Tag Archives: start

Speed and edges

When I first learned to snowboard, I fell. Often and hard. I fell on my wrists. I fell on my ass. I was black and blue and wet.

The second time, I got a little better.

The third time, something clicked. A light bulb went on and I realized the two things that make snowboarding easier.

Speed and edges.

Unlike learning to downhill ski, you need to build up a certain amount of speed in snowboarding for your edges to work. Starting on the bunny hill doesn’t work for snowboarding because it’s hard to build up enough speed to make a turn.

You’re always on your edges. This simple truth is the one thing I would tell any beginning snowboarder (and the one thing I wish someone had told me). The only time your snowboard is flat against the mountain is when you’re transitioning from one edge to the other. You go from heel edge to toe edge and back again. It’s only when your board is flat against the snow that it’s easy to catch an edge and fall hard.

The same is true in business.

Inertia kills.

Going faster is actually safer.

Speed begets speed and allows you to find and use your edges.

What can you do to go faster?

[Photo credit: Gatto Ashutto]



If you have kids that aren’t in high school yet, they’ll never need a resume.


Resumes are broken and they are dying (but not quickly enough).

By the time today’s 14-year old today starts a career, they will be judged more by their digital footprint and reputation than by a Word document outlining past job responsibilities.

So why don’t you own the domain name for all of your children?

For $10 / year (two Starbucks lattes) you can give your child the platform on which to build their personal brand. It could be a blog or pictures or even just a digital scrapbook or scratchpad. It will evolve. The point is not to make it perfect, it’s to realize that resumes and similar representations are going away quickly and a personal URL is flexible enough to be whatever the future requires.

[photo credit: Vince Alongi]

Confusing motion for progress

The noted French naturalist, Jean Henri Fabre, studied processionary caterpillars in great detail. This caterpillar is special is its instinct to follow in perfect lock step behind the caterpillar in front of it. A unique characteristic, it can also be deadly.

Video here.

Processionary Caterpillars

Zig Ziglar tells the story of an experiment Fabre coordinated, placing a number of processionary caterpillars around the rim of a flowerpot, each caterpillar’s head touching the caterpillar behind it.

Then Fabre placed the caterpillars’ favorite food in the center of the circle. The caterpillars followed each other for seven days, eventually dying of exhaustion and starvation, unable to divert their course to their favorite food only inches away.

They did something humans doe everyday. They confused motion for progress.
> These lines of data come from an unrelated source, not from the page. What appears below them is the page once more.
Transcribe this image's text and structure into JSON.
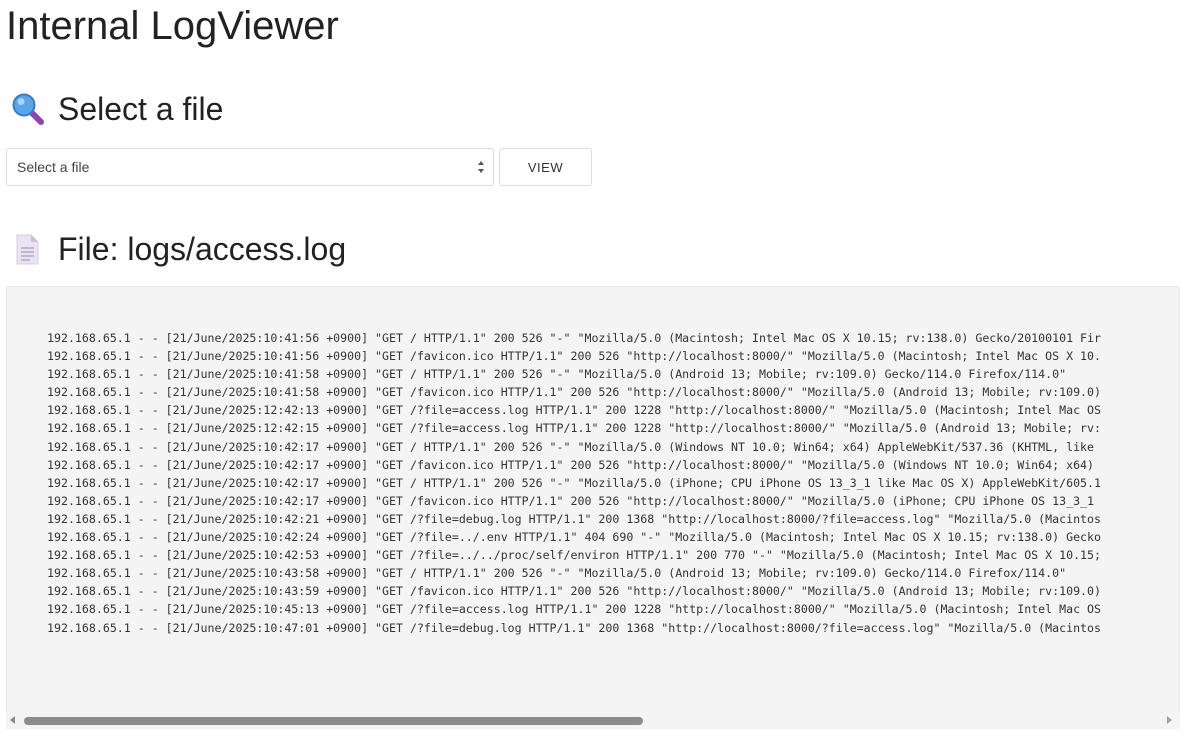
{
  "header": {
    "title": "Internal LogViewer"
  },
  "file_selector": {
    "heading": "Select a file",
    "heading_icon": "magnifier-icon",
    "select_placeholder": "Select a file",
    "view_label": "VIEW"
  },
  "log_view": {
    "heading": "File: logs/access.log",
    "heading_icon": "document-icon",
    "lines": [
      "192.168.65.1 - - [21/June/2025:10:41:56 +0900] \"GET / HTTP/1.1\" 200 526 \"-\" \"Mozilla/5.0 (Macintosh; Intel Mac OS X 10.15; rv:138.0) Gecko/20100101 Fir",
      "192.168.65.1 - - [21/June/2025:10:41:56 +0900] \"GET /favicon.ico HTTP/1.1\" 200 526 \"http://localhost:8000/\" \"Mozilla/5.0 (Macintosh; Intel Mac OS X 10.",
      "192.168.65.1 - - [21/June/2025:10:41:58 +0900] \"GET / HTTP/1.1\" 200 526 \"-\" \"Mozilla/5.0 (Android 13; Mobile; rv:109.0) Gecko/114.0 Firefox/114.0\"",
      "192.168.65.1 - - [21/June/2025:10:41:58 +0900] \"GET /favicon.ico HTTP/1.1\" 200 526 \"http://localhost:8000/\" \"Mozilla/5.0 (Android 13; Mobile; rv:109.0)",
      "192.168.65.1 - - [21/June/2025:12:42:13 +0900] \"GET /?file=access.log HTTP/1.1\" 200 1228 \"http://localhost:8000/\" \"Mozilla/5.0 (Macintosh; Intel Mac OS",
      "192.168.65.1 - - [21/June/2025:12:42:15 +0900] \"GET /?file=access.log HTTP/1.1\" 200 1228 \"http://localhost:8000/\" \"Mozilla/5.0 (Android 13; Mobile; rv:",
      "192.168.65.1 - - [21/June/2025:10:42:17 +0900] \"GET / HTTP/1.1\" 200 526 \"-\" \"Mozilla/5.0 (Windows NT 10.0; Win64; x64) AppleWebKit/537.36 (KHTML, like",
      "192.168.65.1 - - [21/June/2025:10:42:17 +0900] \"GET /favicon.ico HTTP/1.1\" 200 526 \"http://localhost:8000/\" \"Mozilla/5.0 (Windows NT 10.0; Win64; x64)",
      "192.168.65.1 - - [21/June/2025:10:42:17 +0900] \"GET / HTTP/1.1\" 200 526 \"-\" \"Mozilla/5.0 (iPhone; CPU iPhone OS 13_3_1 like Mac OS X) AppleWebKit/605.1",
      "192.168.65.1 - - [21/June/2025:10:42:17 +0900] \"GET /favicon.ico HTTP/1.1\" 200 526 \"http://localhost:8000/\" \"Mozilla/5.0 (iPhone; CPU iPhone OS 13_3_1",
      "192.168.65.1 - - [21/June/2025:10:42:21 +0900] \"GET /?file=debug.log HTTP/1.1\" 200 1368 \"http://localhost:8000/?file=access.log\" \"Mozilla/5.0 (Macintos",
      "192.168.65.1 - - [21/June/2025:10:42:24 +0900] \"GET /?file=../.env HTTP/1.1\" 404 690 \"-\" \"Mozilla/5.0 (Macintosh; Intel Mac OS X 10.15; rv:138.0) Gecko",
      "192.168.65.1 - - [21/June/2025:10:42:53 +0900] \"GET /?file=../../proc/self/environ HTTP/1.1\" 200 770 \"-\" \"Mozilla/5.0 (Macintosh; Intel Mac OS X 10.15;",
      "192.168.65.1 - - [21/June/2025:10:43:58 +0900] \"GET / HTTP/1.1\" 200 526 \"-\" \"Mozilla/5.0 (Android 13; Mobile; rv:109.0) Gecko/114.0 Firefox/114.0\"",
      "192.168.65.1 - - [21/June/2025:10:43:59 +0900] \"GET /favicon.ico HTTP/1.1\" 200 526 \"http://localhost:8000/\" \"Mozilla/5.0 (Android 13; Mobile; rv:109.0)",
      "192.168.65.1 - - [21/June/2025:10:45:13 +0900] \"GET /?file=access.log HTTP/1.1\" 200 1228 \"http://localhost:8000/\" \"Mozilla/5.0 (Macintosh; Intel Mac OS",
      "192.168.65.1 - - [21/June/2025:10:47:01 +0900] \"GET /?file=debug.log HTTP/1.1\" 200 1368 \"http://localhost:8000/?file=access.log\" \"Mozilla/5.0 (Macintos"
    ]
  },
  "scrollbar": {
    "horizontal_position": 0,
    "visible_fraction": 0.54
  },
  "colors": {
    "text": "#222222",
    "panel_bg": "#f4f4f4",
    "border": "#dcdcdc",
    "magnifier_glass": "#4a90d9",
    "magnifier_handle": "#8e44ad",
    "document_page": "#e6dff0"
  }
}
Motion: Ordering fitness DVDs and buying new workout clothes.
Progress: Finishing the program, losing the weight and convincing a friend to join you for Round 2.

Motion: Registering a domain name you’ve wanted.
Progress: Starting a blog and dripping interesting content often enough to get your 1,000th subscriber or your 100th die hard fan.
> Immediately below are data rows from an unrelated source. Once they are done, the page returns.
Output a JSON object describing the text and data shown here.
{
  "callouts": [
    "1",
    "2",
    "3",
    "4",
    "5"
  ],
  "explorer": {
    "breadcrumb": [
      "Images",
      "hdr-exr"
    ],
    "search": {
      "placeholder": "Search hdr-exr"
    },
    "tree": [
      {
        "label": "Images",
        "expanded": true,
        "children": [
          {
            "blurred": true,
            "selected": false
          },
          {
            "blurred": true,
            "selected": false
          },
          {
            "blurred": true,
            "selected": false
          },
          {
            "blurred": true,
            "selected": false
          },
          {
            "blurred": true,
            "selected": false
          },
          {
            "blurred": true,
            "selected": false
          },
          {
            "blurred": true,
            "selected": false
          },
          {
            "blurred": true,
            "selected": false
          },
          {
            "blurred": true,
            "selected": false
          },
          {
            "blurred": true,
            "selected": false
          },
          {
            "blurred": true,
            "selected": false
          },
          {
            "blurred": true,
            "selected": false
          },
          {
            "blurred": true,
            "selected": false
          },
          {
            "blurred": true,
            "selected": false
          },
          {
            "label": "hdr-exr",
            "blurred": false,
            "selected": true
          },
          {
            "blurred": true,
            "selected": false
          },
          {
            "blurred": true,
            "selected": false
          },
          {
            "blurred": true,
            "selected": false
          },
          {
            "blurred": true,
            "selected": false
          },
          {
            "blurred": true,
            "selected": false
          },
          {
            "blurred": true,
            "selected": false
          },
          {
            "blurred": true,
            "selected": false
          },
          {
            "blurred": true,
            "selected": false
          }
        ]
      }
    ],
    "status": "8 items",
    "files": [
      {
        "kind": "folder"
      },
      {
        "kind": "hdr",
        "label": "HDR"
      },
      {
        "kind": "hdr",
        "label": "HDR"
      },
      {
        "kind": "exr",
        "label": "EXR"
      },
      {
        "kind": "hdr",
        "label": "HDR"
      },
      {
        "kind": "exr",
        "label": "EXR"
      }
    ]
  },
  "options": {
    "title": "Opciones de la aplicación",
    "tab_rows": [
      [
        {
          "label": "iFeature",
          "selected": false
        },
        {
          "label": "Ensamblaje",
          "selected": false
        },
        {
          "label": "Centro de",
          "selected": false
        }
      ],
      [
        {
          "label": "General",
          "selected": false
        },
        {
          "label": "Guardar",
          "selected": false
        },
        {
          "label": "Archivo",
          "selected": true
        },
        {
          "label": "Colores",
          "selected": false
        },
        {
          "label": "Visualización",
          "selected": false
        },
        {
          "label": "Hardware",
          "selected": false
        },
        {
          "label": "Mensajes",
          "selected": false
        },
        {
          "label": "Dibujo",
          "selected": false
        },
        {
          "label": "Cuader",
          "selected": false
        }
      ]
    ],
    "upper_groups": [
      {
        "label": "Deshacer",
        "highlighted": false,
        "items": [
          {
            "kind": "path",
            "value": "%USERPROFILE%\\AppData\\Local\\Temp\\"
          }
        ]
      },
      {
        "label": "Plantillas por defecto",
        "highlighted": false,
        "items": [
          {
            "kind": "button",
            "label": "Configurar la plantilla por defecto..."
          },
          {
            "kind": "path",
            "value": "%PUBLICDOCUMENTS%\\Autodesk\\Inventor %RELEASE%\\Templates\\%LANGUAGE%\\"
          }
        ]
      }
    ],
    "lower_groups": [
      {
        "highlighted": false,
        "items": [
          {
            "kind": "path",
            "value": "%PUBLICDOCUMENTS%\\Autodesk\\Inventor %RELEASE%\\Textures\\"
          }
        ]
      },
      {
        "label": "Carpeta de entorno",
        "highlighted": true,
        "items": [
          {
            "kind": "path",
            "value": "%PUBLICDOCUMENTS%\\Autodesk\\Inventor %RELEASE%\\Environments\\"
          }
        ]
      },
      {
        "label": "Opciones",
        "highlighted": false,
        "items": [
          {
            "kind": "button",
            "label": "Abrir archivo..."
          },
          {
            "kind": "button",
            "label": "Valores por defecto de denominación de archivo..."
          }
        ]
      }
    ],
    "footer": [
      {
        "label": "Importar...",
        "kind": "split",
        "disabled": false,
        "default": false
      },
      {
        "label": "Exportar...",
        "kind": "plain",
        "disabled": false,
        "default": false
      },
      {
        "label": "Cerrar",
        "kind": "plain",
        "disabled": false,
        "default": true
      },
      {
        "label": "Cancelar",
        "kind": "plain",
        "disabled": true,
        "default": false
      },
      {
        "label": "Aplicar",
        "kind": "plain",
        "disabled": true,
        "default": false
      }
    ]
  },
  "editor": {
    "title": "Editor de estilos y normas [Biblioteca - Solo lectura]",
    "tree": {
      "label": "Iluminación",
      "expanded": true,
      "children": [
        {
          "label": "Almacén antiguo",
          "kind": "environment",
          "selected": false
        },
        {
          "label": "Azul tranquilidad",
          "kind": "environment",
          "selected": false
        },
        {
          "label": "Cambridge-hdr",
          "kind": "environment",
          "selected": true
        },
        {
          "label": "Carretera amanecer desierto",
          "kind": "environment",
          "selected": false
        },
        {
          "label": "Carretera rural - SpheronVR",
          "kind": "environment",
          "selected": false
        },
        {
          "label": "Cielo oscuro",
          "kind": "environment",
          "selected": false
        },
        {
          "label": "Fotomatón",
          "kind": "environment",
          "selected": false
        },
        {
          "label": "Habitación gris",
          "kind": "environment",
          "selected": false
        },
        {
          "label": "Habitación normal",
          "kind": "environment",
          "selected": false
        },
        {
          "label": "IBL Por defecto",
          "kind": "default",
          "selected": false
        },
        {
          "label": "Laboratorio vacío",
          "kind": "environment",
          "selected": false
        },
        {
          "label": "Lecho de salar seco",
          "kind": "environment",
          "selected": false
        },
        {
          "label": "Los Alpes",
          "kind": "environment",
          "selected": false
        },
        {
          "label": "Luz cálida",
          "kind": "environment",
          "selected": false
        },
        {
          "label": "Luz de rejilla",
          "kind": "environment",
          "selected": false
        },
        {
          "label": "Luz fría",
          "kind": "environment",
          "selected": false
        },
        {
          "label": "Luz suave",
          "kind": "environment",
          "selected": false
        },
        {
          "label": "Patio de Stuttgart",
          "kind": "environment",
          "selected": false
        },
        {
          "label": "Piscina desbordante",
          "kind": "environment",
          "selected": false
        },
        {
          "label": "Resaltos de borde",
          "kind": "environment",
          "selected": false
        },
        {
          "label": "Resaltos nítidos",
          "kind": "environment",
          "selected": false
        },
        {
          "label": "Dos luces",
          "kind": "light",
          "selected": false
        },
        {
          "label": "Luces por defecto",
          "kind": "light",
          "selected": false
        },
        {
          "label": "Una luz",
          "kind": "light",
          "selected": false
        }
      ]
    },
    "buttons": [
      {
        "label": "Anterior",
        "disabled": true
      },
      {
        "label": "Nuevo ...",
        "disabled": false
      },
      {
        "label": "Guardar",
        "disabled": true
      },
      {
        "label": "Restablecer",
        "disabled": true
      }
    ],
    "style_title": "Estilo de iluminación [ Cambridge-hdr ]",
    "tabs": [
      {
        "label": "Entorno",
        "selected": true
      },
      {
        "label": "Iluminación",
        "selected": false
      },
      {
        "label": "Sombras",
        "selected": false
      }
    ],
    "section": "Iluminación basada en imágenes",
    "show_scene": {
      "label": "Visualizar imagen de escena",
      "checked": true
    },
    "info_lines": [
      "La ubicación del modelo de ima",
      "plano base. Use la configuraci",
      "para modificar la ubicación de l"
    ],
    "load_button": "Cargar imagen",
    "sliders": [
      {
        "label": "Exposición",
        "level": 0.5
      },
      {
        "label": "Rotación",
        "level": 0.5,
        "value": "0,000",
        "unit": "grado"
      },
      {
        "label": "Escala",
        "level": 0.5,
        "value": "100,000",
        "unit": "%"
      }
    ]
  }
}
Motion: Buying a cookbook.
Progress: Hosting a dinner party for ten friends once a month.

Motion: Brainstorming a new and innovative project at work.
Progress: Taking the third project live and planning the fourth.

Motion: Organizing all your notebooks, pens and software, telling yourself you’re finally going to write that book.
Progress: Finishing Chapter 2.

Motion: Listening to the Rosetta Stone CD’s.
Progress: Moving to Italy for six months and learning the culture and the language.

Motion: Registering a twitter account for your organization.
Progress: Executing a comprehensive social media strategy, listening to, connecting with and engaging your customers.

The timing is never right

I was talking to a good friend and he said he was “very close” to starting his blog, getting more involved in Twitter and really developing his personal brand online. “As soon as I get some downtime”, he said.

Unfortunately, the downtime never comes.

When was the last time you crossed off the last item on your to-do list?

Have you been putting something off? Starting that addition to the house? Quitting your job to freelance? Writing the great American novel? Starting a blog? Taking dance lessons? Learning Chinese?

As Tim Ferris says,

“the stars will never align and the traffic lights of life will never all be green at the same time. The universe doesn’t conspire against you, but it doesn’t go out of its way to line up all the pins either. Conditions are never perfect. “Someday” is a disease that will take your dreams to the grave with you. Pro and con lists are just as bad. If it’s important to you and you want to do it ‘eventually’, just do it and correct course along the way.”